Myroxylon balsamum var. pereirae
Family: Fabaceae (leguminosae)
Synonyms: Toluifera pereirae, Myrosperum pereirae, Myroxylon pereirae, Peruvian balsam, Indian balsam, black balsam.
A large tropical tree up to 25 metres high, with a straight smooth trunk, beautiful foliage and very fragrant flowers. Every part of the tree contains a resinous juice, including the fibrous fruit. The balsam is a pathological product, obtained from the exposed lacerated wood, after strips of the bark have been removed. It is a 'true' balsam, which is collected in the form of a dark brown or amber semi-solid mass.
Native to Central America; production mainly takes place in San Salvador.
Myroxylon frutescens and guina-guina are close relations, as well as Tolu balsam.
Herbal / Folk Tradition
It stimulates the heart, increases blood pressure, and lessons mucous secretions; useful for respiratory disorders such as asthma, chronic coughs and bronchitis. Traditionally employed for rheumatic pain and skin problems including scabies, nappy rash, bedsores, prurigo, eczema, sore nipples and wounds; it also destroys the itch acarus and its eggs.
Anti-inflammatory, antiseptic, balsamic, expectorant, parasiticide, stimulant, promotes the growth of epithelial cells.
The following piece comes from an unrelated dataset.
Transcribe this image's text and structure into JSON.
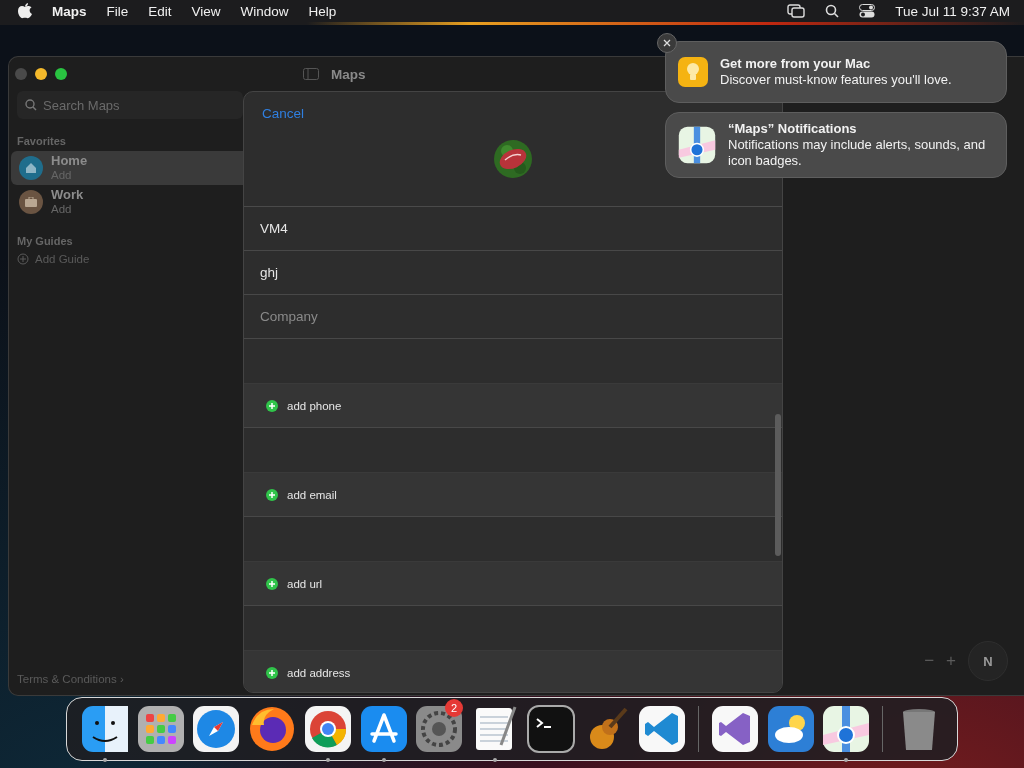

A resin-free essential oil is produced from the crude balsam by high vacuum dry distillation. (A wood oil is also produced by steam distillation from the wood chippings, which is considered of inferior quality. A white balsam called 'myrosocarpin' is made from the fruit, and an extract called ' balsamito' from the young fruit.)
The oil is a pale amber or brown viscous liquid with a rich, sweet, balsamic, 'vanilla-like' scent. It blends well with ylanbg ylang, patchouli, petitgrain, sandalwood, rose, spices, floral and oriental bases.
Benzonic and cinnamic acid esters such as benzyl benzonate, benzyl cinnamate and cinnamyl cinnamate as well as other traces. The crude balsam contains approximately 50-64 per cent oil, referred to a 'cinnamein', and 20-28 per cent resin.
Non-toxic, non-irritant; however the balsam (not the oil0 is a common contact allergen, which may cause dermatitis. Those who have this sensitivity may also react to benzoin resinoids; this is called 'cross sensitization.' The commercial oil is often a water-white liquid, being diluted with a solvent such as benzyl alcohol.
Aromatherapy / Home Use
Skin care: Dry and chapped skin, eczema, rashes, spores and wounds.
Circulation muscles and joints: Low blood pressure, rheumatism.
Respiratory System: Asthma, bronchitis, coughs.
Immune System: Colds
Nervous System: nervous tension, stress; like other balsams it has a warning, opening, comforting quality.
The balsam is extensively used in tropical medicinal preparations, and to some extent in pharmaceutical products; for example, cough syrup. Used as a fixative and fragrance component in soaps, detergents, creams, lotions and perfumes; the oil is often used in perfumery since this avoids any resin deposits or discolourations, used in most food categories, including alcoholic and soft drinks.
Reference: The Encyclopedia of Essential Oils: Julia Lawless